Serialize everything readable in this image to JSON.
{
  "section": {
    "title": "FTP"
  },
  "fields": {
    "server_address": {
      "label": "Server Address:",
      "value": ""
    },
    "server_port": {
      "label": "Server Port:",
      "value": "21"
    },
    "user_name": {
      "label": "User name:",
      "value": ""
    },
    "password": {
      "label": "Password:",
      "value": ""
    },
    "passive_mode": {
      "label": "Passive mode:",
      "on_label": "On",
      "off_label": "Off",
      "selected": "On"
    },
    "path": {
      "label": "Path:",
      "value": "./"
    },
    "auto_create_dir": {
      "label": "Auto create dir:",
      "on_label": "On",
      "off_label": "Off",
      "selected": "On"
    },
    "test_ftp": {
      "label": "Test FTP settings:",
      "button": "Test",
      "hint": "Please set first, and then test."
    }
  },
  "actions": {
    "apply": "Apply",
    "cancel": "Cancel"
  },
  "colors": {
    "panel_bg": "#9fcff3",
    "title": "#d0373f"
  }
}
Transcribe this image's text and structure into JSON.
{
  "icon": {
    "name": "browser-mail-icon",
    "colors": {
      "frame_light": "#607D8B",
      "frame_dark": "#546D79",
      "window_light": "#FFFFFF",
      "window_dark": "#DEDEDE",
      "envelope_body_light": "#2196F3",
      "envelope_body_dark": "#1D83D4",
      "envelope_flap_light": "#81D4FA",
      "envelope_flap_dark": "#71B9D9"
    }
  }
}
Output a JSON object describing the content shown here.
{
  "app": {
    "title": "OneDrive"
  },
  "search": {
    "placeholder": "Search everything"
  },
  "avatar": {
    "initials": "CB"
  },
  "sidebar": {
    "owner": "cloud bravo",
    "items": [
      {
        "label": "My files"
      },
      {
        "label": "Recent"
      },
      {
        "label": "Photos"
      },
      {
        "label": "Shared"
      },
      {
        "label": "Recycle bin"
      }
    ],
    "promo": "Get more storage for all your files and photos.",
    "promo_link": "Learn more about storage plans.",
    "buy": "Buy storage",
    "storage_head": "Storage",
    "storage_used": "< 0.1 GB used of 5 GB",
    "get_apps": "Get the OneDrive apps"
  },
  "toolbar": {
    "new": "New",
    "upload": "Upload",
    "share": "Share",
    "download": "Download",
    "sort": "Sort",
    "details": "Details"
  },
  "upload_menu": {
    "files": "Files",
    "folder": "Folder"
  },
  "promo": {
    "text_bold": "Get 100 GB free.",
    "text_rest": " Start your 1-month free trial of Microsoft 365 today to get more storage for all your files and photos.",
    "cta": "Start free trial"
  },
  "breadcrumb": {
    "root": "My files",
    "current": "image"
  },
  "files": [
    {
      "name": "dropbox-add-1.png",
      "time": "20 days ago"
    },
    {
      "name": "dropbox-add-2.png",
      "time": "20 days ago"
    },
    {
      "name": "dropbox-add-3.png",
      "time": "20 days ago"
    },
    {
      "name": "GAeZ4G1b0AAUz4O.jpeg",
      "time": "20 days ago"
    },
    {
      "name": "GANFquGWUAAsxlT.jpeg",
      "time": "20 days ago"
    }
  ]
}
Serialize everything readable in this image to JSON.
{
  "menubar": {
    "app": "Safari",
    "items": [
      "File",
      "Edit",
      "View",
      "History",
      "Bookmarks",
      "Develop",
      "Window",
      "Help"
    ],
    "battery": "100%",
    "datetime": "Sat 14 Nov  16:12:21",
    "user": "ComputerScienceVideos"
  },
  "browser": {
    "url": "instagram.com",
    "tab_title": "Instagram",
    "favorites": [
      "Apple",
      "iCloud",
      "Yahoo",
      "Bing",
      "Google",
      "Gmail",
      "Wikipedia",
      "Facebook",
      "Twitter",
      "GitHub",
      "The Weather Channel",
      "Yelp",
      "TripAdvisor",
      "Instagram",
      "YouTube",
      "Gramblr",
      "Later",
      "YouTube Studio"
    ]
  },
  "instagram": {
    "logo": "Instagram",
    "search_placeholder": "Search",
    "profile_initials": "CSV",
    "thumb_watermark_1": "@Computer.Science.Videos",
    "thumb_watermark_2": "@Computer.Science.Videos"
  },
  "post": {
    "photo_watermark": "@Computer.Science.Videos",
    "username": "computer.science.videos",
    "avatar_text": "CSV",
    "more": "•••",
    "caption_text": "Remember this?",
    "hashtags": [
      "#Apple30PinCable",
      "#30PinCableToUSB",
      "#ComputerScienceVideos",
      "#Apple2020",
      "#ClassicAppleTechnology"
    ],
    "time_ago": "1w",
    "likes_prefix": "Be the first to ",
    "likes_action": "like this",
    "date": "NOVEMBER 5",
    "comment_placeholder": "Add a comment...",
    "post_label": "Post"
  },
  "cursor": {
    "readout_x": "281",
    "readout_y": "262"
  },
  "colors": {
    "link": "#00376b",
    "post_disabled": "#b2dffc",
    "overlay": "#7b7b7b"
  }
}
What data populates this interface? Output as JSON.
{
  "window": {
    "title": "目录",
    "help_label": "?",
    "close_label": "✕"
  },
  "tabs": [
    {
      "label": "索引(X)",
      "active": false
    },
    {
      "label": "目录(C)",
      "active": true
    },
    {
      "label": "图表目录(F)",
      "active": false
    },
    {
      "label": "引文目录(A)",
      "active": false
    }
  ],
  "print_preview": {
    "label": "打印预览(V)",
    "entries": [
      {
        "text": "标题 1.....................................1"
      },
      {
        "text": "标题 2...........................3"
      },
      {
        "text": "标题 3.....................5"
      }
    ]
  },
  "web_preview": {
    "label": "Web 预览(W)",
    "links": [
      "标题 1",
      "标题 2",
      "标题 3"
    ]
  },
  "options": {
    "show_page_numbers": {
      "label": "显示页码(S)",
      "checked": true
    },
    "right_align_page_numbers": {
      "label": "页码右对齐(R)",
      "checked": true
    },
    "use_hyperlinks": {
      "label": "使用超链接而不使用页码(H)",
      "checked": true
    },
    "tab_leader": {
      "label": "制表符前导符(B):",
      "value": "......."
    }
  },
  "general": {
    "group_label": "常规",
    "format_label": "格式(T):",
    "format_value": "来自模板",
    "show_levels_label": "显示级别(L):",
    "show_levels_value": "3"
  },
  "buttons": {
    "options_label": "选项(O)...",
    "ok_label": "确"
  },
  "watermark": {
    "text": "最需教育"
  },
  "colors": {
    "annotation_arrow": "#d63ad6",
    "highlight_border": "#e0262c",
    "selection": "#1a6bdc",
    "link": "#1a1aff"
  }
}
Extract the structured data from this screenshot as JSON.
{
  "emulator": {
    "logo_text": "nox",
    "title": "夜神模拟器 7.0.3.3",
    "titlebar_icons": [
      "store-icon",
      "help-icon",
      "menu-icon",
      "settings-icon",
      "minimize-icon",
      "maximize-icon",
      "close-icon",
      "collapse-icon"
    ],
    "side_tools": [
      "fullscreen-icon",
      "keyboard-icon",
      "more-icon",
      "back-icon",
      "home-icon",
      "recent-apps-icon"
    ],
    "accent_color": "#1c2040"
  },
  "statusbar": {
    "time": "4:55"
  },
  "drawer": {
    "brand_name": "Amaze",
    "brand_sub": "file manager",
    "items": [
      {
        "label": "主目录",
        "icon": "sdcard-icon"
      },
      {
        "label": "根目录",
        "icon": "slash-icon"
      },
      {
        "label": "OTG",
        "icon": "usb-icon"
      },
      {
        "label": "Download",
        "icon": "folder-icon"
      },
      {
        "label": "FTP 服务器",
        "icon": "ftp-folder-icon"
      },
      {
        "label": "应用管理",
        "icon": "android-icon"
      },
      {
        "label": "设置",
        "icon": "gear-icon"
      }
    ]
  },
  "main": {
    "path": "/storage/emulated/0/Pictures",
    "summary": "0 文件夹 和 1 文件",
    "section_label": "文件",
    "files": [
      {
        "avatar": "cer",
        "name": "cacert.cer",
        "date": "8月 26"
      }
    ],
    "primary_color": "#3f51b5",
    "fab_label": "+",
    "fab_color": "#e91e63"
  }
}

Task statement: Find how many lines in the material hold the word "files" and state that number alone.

Written answer: 7